*Task details:* In how many lines of the records does "true" appear? Answer with one number.
START Provided data
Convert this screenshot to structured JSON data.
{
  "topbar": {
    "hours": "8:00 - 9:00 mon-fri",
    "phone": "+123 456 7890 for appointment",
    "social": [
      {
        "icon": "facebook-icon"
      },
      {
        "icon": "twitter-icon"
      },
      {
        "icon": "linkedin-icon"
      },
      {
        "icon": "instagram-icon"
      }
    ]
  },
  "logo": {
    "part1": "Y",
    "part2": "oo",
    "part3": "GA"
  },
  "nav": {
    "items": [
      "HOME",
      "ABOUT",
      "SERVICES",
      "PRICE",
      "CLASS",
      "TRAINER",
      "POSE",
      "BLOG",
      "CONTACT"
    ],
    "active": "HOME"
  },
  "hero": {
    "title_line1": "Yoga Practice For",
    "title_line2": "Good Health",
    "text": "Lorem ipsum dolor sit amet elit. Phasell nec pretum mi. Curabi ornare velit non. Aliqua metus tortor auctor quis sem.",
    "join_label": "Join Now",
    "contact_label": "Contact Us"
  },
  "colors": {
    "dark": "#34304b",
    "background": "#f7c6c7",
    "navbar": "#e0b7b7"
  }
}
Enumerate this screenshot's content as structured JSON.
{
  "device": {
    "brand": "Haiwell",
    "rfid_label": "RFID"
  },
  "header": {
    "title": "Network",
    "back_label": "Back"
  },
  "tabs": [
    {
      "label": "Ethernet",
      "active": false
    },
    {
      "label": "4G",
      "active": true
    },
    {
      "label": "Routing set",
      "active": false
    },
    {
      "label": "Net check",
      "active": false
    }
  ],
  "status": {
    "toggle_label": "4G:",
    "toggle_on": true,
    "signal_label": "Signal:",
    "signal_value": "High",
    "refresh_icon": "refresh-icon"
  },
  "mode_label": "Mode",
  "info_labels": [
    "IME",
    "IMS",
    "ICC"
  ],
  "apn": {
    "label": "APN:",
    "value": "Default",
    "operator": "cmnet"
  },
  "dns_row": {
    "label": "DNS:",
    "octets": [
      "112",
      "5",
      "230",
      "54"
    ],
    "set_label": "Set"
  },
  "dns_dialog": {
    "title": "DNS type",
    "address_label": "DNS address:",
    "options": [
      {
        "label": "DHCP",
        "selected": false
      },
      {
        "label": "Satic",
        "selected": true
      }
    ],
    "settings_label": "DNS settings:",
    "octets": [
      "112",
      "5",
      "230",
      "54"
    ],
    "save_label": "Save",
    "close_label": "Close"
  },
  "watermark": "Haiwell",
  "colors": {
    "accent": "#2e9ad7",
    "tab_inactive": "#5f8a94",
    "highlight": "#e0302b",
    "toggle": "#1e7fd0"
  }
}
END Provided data
*Exercise response:* 3